Professor Andrew J. Tatem, gave a seminar on his work on population modelling. He collaborates with NGOs and other organisations to better the lives of disadvantaged communities around the world so that the World Development Goals can be achieved. His work focuses on developing computational modells and data acquisition methods to monitor population distributions and movements.
The seminar started by listing the World Development Goals achieved so far and those to be achieved by 2030. The most notable goal achieved is the high reduction of extreme poverty and future goals will include the reduction of high inequality in developing nations. To achieve WDGs it is imperative to know who to target, where they are and how the populations are structured.
Population data provided by governments such as census and employment data is highly unreliable in regions that are most in need of intervention due to either the poor quality of procedures or outdated data. This data also does not provide information on population mobility and structure, which is important in the prevention of epidemics or deploying vaccines.
The government or survey data can be correlated across regions with other indicators such as satellite imagery of night lights and settlement sizes, mobile phone connections to cell towers, geolocated tweets or photographs posted online.

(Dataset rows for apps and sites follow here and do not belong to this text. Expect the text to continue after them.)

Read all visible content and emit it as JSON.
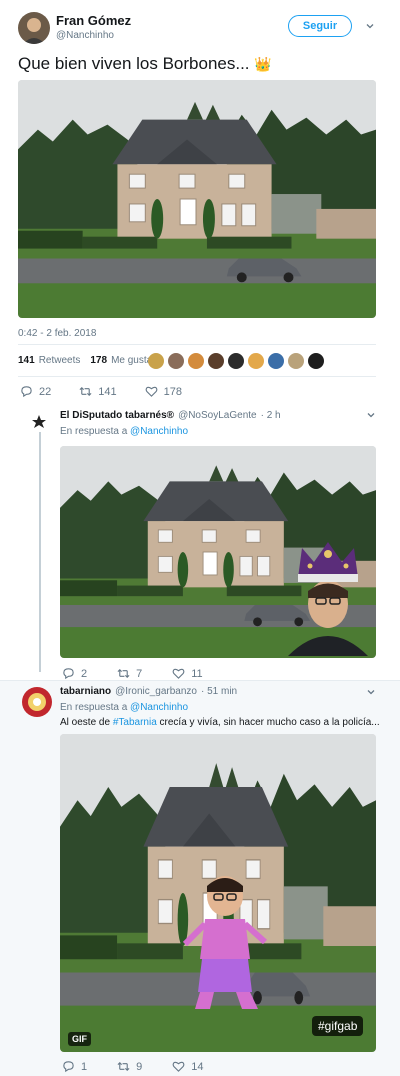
{
  "main_tweet": {
    "display_name": "Fran Gómez",
    "handle": "@Nanchinho",
    "follow_label": "Seguir",
    "text": "Que bien viven los Borbones...",
    "crown_emoji": "👑",
    "timestamp": "0:42 - 2 feb. 2018",
    "retweets_count": "141",
    "retweets_label": "Retweets",
    "likes_count": "178",
    "likes_label": "Me gusta",
    "actions": {
      "replies": "22",
      "retweets": "141",
      "likes": "178"
    }
  },
  "reply1": {
    "display_name": "El DiSputado tabarnés®",
    "handle": "@NoSoyLaGente",
    "time": "· 2 h",
    "reply_prefix": "En respuesta a",
    "reply_to": "@Nanchinho",
    "actions": {
      "replies": "2",
      "retweets": "7",
      "likes": "11"
    }
  },
  "reply2": {
    "display_name": "tabarniano",
    "handle": "@Ironic_garbanzo",
    "time": "· 51 min",
    "reply_prefix": "En respuesta a",
    "reply_to": "@Nanchinho",
    "text_before": "Al oeste de",
    "hashtag": "#Tabarnia",
    "text_after": "crecía y vivía, sin hacer mucho caso a la policía...",
    "gif_badge": "GIF",
    "gif_tag": "#gifgab",
    "actions": {
      "replies": "1",
      "retweets": "9",
      "likes": "14"
    }
  },
  "colors": {
    "accent": "#1da1f2",
    "link": "#1b95e0",
    "muted": "#657786",
    "thread_line": "#c4cfd6",
    "reply_background": "#f5f8fa"
  },
  "icons": [
    "reply-icon",
    "retweet-icon",
    "like-icon",
    "chevron-down-icon",
    "crown-emoji"
  ]
}
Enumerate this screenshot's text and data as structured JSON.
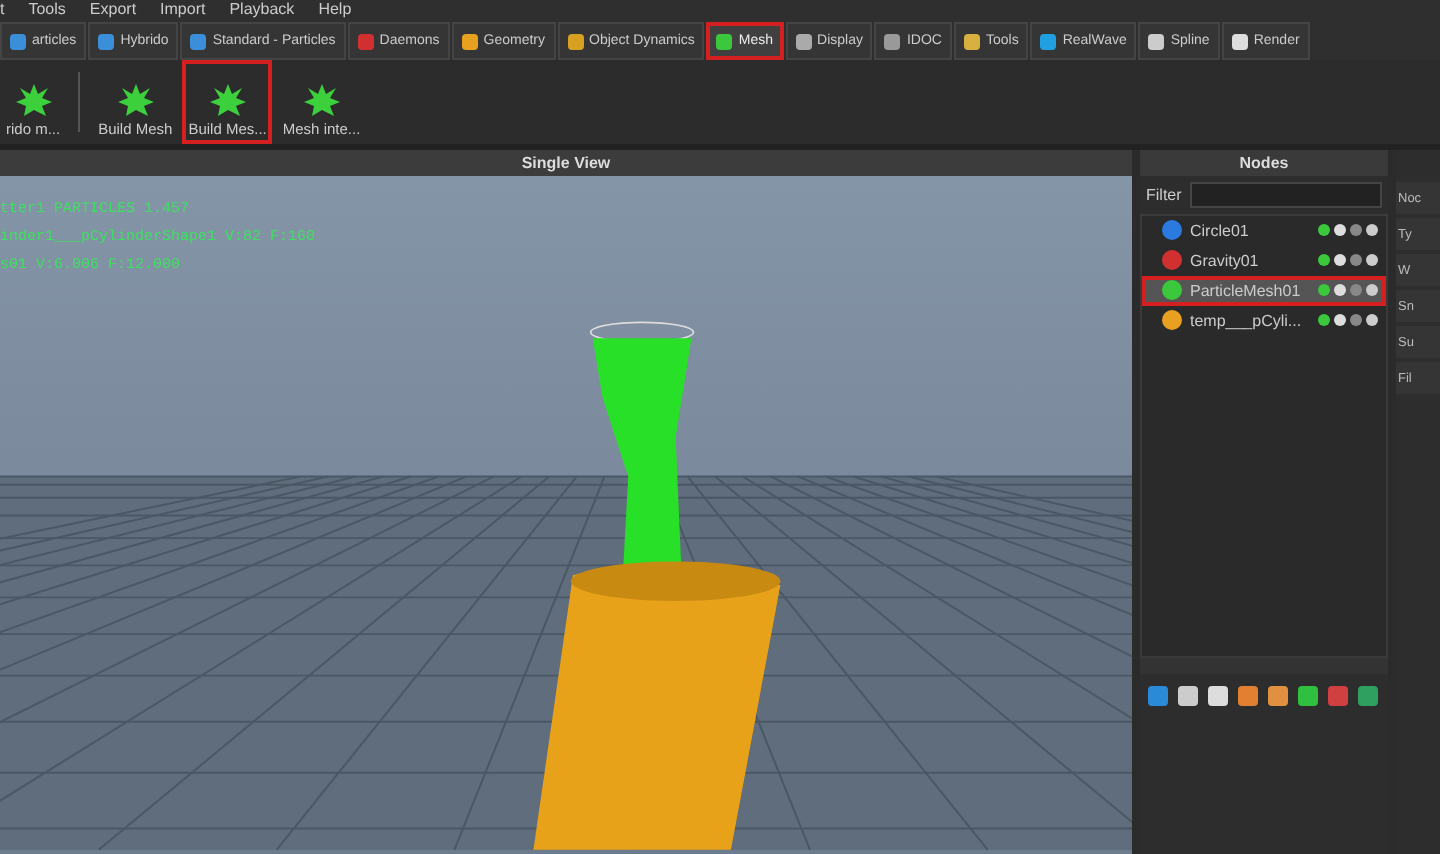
{
  "menu": [
    "t",
    "Tools",
    "Export",
    "Import",
    "Playback",
    "Help"
  ],
  "tabs": [
    {
      "label": "articles",
      "selected": false,
      "highlighted": false
    },
    {
      "label": "Hybrido",
      "selected": false,
      "highlighted": false
    },
    {
      "label": "Standard - Particles",
      "selected": false,
      "highlighted": false
    },
    {
      "label": "Daemons",
      "selected": false,
      "highlighted": false
    },
    {
      "label": "Geometry",
      "selected": false,
      "highlighted": false
    },
    {
      "label": "Object Dynamics",
      "selected": false,
      "highlighted": false
    },
    {
      "label": "Mesh",
      "selected": true,
      "highlighted": true
    },
    {
      "label": "Display",
      "selected": false,
      "highlighted": false
    },
    {
      "label": "IDOC",
      "selected": false,
      "highlighted": false
    },
    {
      "label": "Tools",
      "selected": false,
      "highlighted": false
    },
    {
      "label": "RealWave",
      "selected": false,
      "highlighted": false
    },
    {
      "label": "Spline",
      "selected": false,
      "highlighted": false
    },
    {
      "label": "Render",
      "selected": false,
      "highlighted": false
    }
  ],
  "toolbar": [
    {
      "label": "rido m...",
      "highlighted": false
    },
    {
      "label": "Build Mesh",
      "highlighted": false
    },
    {
      "label": "Build Mes...",
      "highlighted": true
    },
    {
      "label": "Mesh inte...",
      "highlighted": false
    }
  ],
  "viewport": {
    "title": "Single View",
    "overlay": [
      "tter1 PARTICLES 1.457",
      "inder1___pCylinderShape1 V:82 F:160",
      "s01 V:6.006 F:12.000"
    ]
  },
  "nodes": {
    "title": "Nodes",
    "filter_label": "Filter",
    "items": [
      {
        "name": "Circle01",
        "selected": false,
        "highlighted": false
      },
      {
        "name": "Gravity01",
        "selected": false,
        "highlighted": false
      },
      {
        "name": "ParticleMesh01",
        "selected": true,
        "highlighted": true
      },
      {
        "name": "temp___pCyli...",
        "selected": false,
        "highlighted": false
      }
    ]
  },
  "properties": {
    "rows": [
      "Noc",
      "Ty",
      "W",
      "Sn",
      "Su",
      "Fil"
    ]
  }
}
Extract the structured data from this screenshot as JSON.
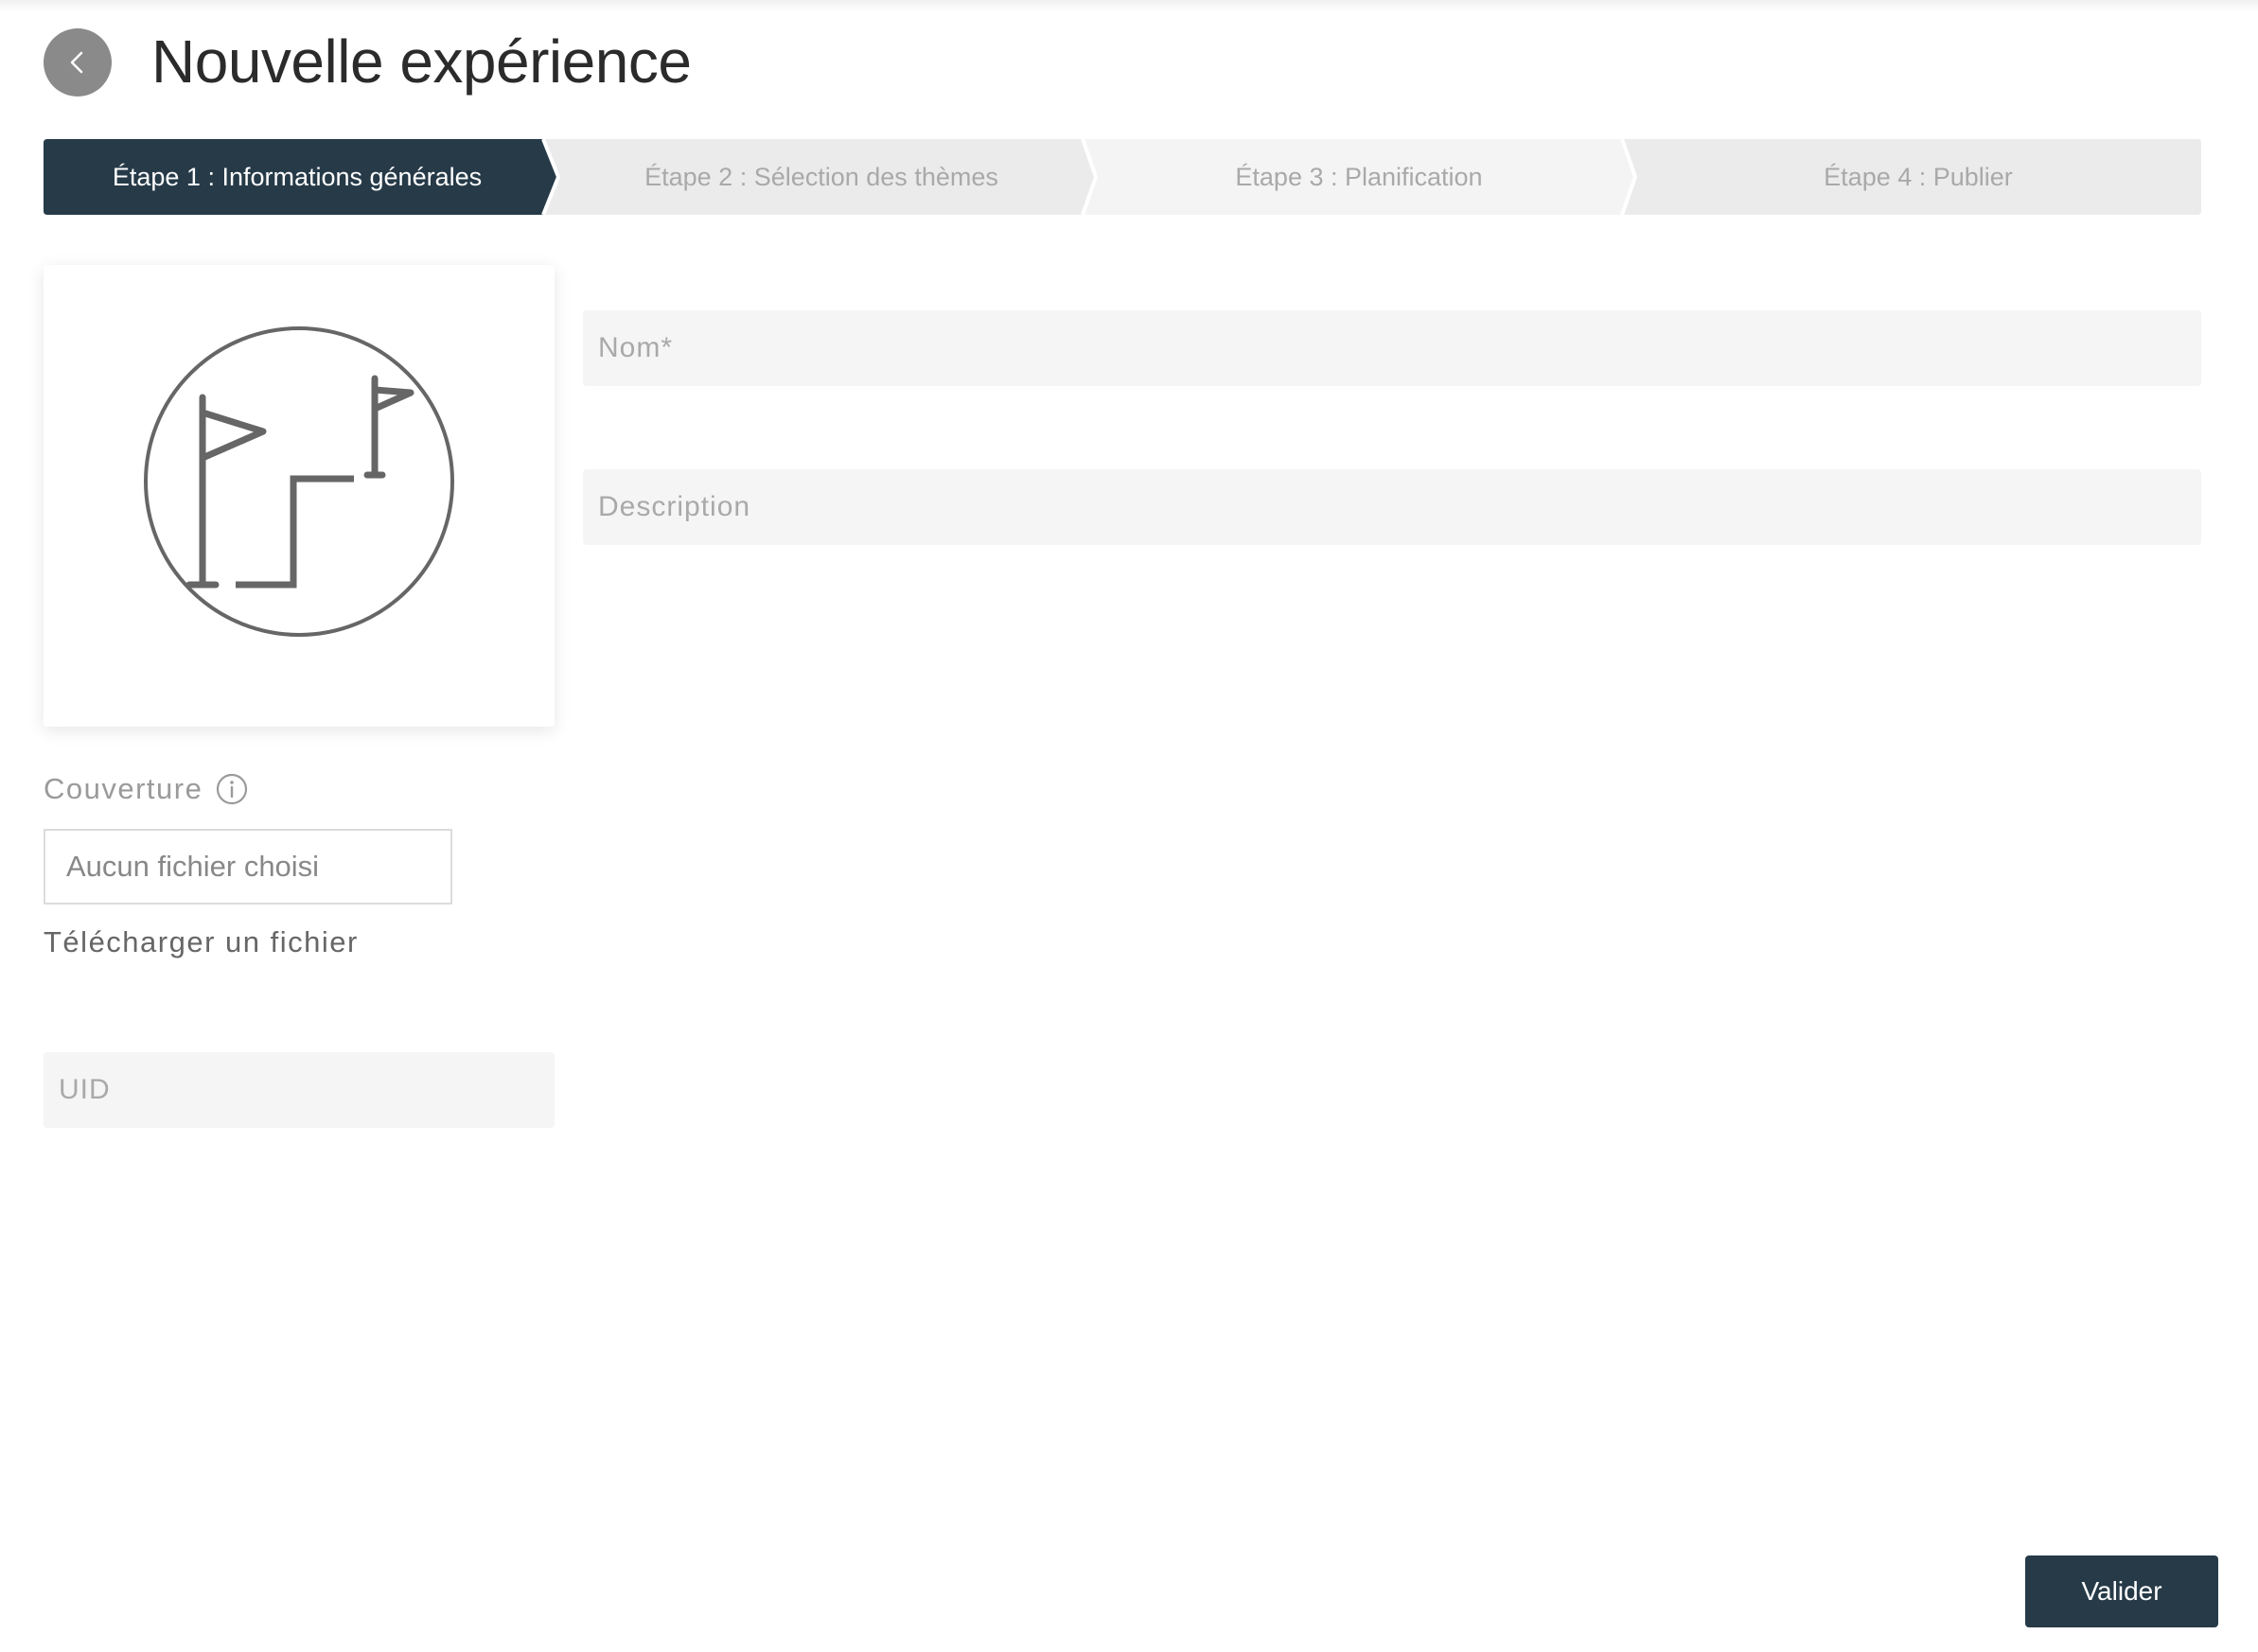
{
  "header": {
    "title": "Nouvelle expérience",
    "back_icon": "chevron-left-icon"
  },
  "stepper": {
    "active_index": 0,
    "steps": [
      {
        "label": "Étape 1 : Informations générales"
      },
      {
        "label": "Étape 2 : Sélection des thèmes"
      },
      {
        "label": "Étape 3 : Planification"
      },
      {
        "label": "Étape 4 : Publier"
      }
    ]
  },
  "form": {
    "name_placeholder": "Nom*",
    "name_value": "",
    "description_placeholder": "Description",
    "description_value": "",
    "uid_placeholder": "UID",
    "uid_value": ""
  },
  "cover": {
    "label": "Couverture",
    "info_icon": "info-icon",
    "file_status": "Aucun fichier choisi",
    "upload_label": "Télécharger un fichier",
    "placeholder_icon": "flags-path-icon"
  },
  "actions": {
    "submit_label": "Valider"
  },
  "colors": {
    "primary_dark": "#263a48",
    "step_inactive": "#ebebeb",
    "step_inactive_alt": "#f4f4f4",
    "back_button": "#8a8a8a",
    "field_bg": "#f5f5f5"
  }
}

This provides useful and reliable data for humanitarian or development organisations which they can use to manage resources better and rapidly intervene during crises. All this data is gathered into the WorldPop and Flowminder online open-source databases.
Two methods of counting population distribution are used: Top-Down - first the census data is projected on a grid and this is then correlated with satellite pictures of buildings to estimate the number of people living in a grid area. The Bottom-Up approach uses night satellite images (indicator of economic activity/wealth) or satellite/airplane images of agricultural developments, forrests, roads and rivers with machine learning algorithms and perform analysis on computer clusters.
The population structure can then be determined by assuming either by assuming that a certain percentage of the population has charcteristics noticed elsewhere, e.g. 20% is under 5, in a simple model, or more complex bayesian modelling can be used with statistical covariates from satellites. For instance images of large settlements with agricultural lands but very little night lights correlates with higher poverty and in consequence a larger proportion of young people.
Mobile phone data has started to increasingly provide more reliable data about the population structure (how many people) are near a cell tower) where they go (log-ins into a series of cell towers), how rich they are (top-ups, are friends rich?). This is useful in identifying how the disease will spread or how many people are in a place during a disaster. Data volumes are very large and confidentiality concerns mean that more servers have to be installed in phone operator towers to perform local analysis and send 'distilled' results for further processing. An example of the current capabilities of the WorldPoP and Flowminder capabilities was the quick response during the Nepal earthquake, when international agencies could quickly estimate how many people are in affected regions and send appropriate help.
|||(1, 2, 3) Image source WorldPop|